SAVE THE CHILDREN: Mobilizing to provide immediate humanitarian relief in the shape of emergency health care and provision of non-food items and shelter. Donate here.

SALVATION ARMY: The Salvation Army has been in Japan since 1895 and is currently providing emergency assistance to those in need. Donate here.

AMERICARES: Emergency team is on full alert, mobilizing resources and dispatching an emergency response manager to the region. Donate here.

CONVOY OF HOPE: Disaster Response team established connection with in-country partners who have been impacted by the damage and are identifying the needs and areas where Convoy of Hope may be of the greatest assistance. Donate here.

: Putting together relief teams, as well as supplies, and are in contact with partners in Japan and other affected countries to assess needs and coordinate our activities. Donate here.

SHELTER BOX: The first team is mobilizing to head to Japan and begin the response effort. Donate here.

Yuki Kajiura, “Hear Our Prayer”

“I have learned two lessons in my life: first, there are no sufficient literary, psychological, or historical answers to human tragedy, only moral ones. Second, just as despair can come to one another only from other human beings, hope, too, can be given to one only by other human beings.” ~ Elie Wiesel

Woman Looking at Wreckage after Haiti Earthquake, photo by Gregory Bull/AP

“Parliament has collapsed. The tax office has collapsed. Schools have collapsed. Hospitals have collapsed.” ~ Haitian President Jean Preval on Tuesday’s earthquake.

Homes Affected by Earthquake, image by Jorge Cruz/AP

I could not write my regular post today as I cannot get out of my mind the heart-wrenching images of the Haitian quake victims: building totally demolished, the dead lining the streets of Port-au-Prince, some draped with bloody sheets, others left open to be victimized yet again by scavengers; an injured father standing with the body of his dead infant daughter in his arms, tears streaming down his face; hundreds of ramshackle houses flattened; even the Presidential Palace sits in ruins. The U.N. headquarters was decimated; fourteen bodies have been pulled from the building’s rubble, but another 150 are unaccounted.

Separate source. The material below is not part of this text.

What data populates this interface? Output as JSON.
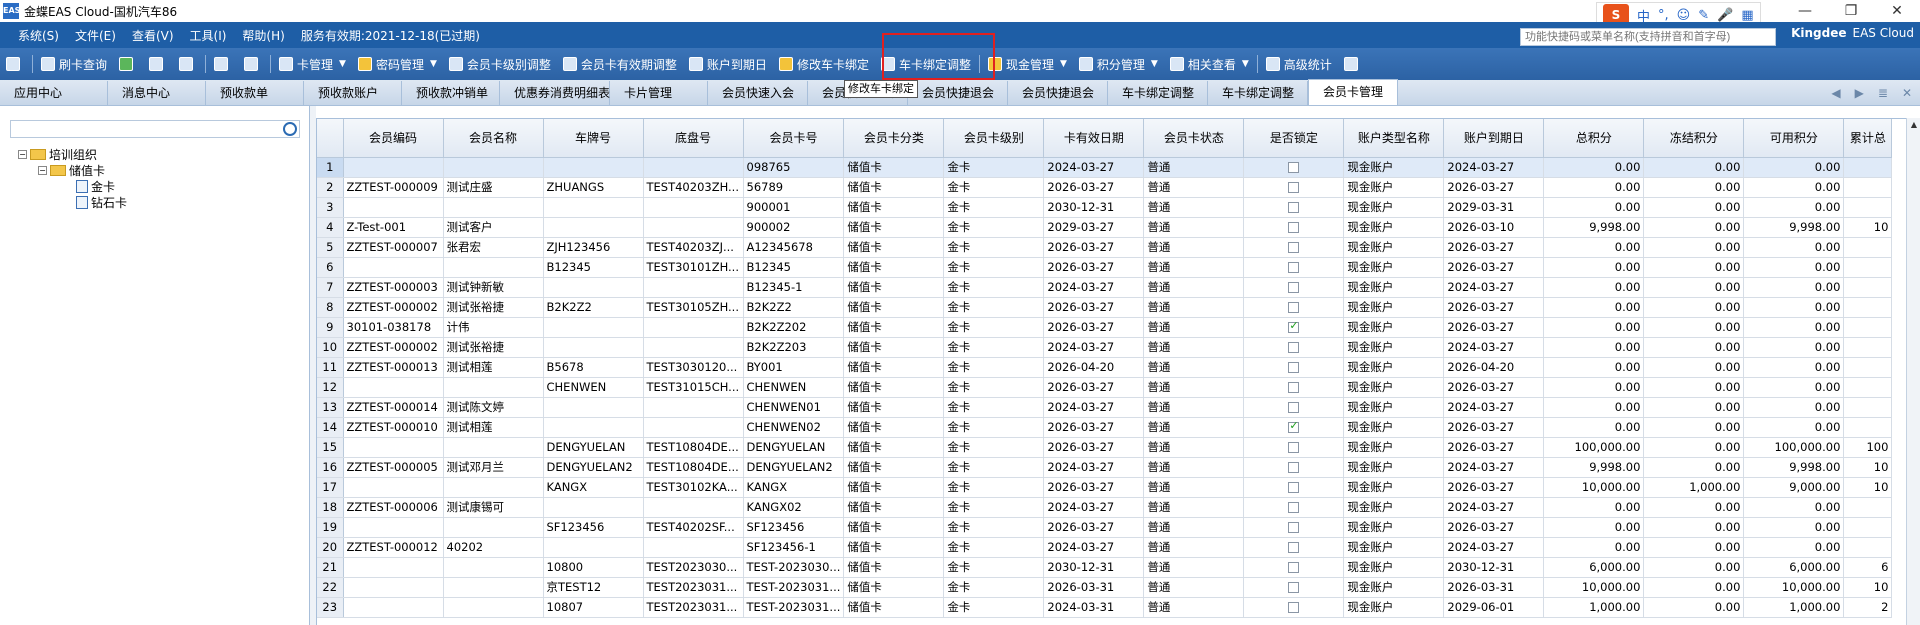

The news coming out of Haiti continues to be horrendous. So far, tens of thousands have perished died as a result of the massive earthquake and the dozen aftershocks that struck on Tuesday, the worst earthquake to hit Haiti in over 200 years. The brutal magnitude-7 quake demolished structures, trapping many beneath the rubble. The real toll will not be known for days.

Haiti, a greatly impoverished nation of approximately 9 million people, has no infrastructure and is ill-equipped to handle a natural disaster of such proportions. President Jean Preval told CNN, “A lot of houses destroyed, hospitals, schools, personal homes. A lot of people in the street dead . . . I’m still looking to understand the magnitude of the event and how to manage.” In another interview, Preval stated that “he had been stepping over dead bodies and hearing the cries of those trapped under the rubble of the national Parliament building, describing the scene as ‘unimaginable.'”

According to the MSNBC article (link above), “The quake struck at 4:53 p.m. on Tuesday, centered 10 miles west of Port-au-Prince at a depth of only 5 miles, the U.S. Geological Survey said. USGS geophysicist Kristin Marano called it the strongest earthquake since 1770 in what is now Haiti.”

“As we struggle to make sense of things, life looks on in repose. ” ~ Author Unknown

World-wide aid efforts are underway, but of course, there are those out there who would take advantage of the suffering of others: Looting began in Haiti’s capital almost as soon as the quake subsided, and several news sources warn those who want to make donations to help in the recovery effort to be careful of scammers, those claiming to collect money for a charitable organization that does not exist. When in doubt, the Red Cross is always a good bet.

For those of you who need to take your mind of the immensity of the unfolding tragedy, click on the link below to watch Lorenzo Fonda’s “Ten Things I Have Learned About the Sea.” The video is about 10 minutes long, but it is incredibly soothing. (http://www.cerberoleso.it/videos/personal/ten-things-i-have-learned-about-the-sea).

More later. Peace.

Eric Clapton (unplugged), “Tears in Heaven.” Seems appropriate.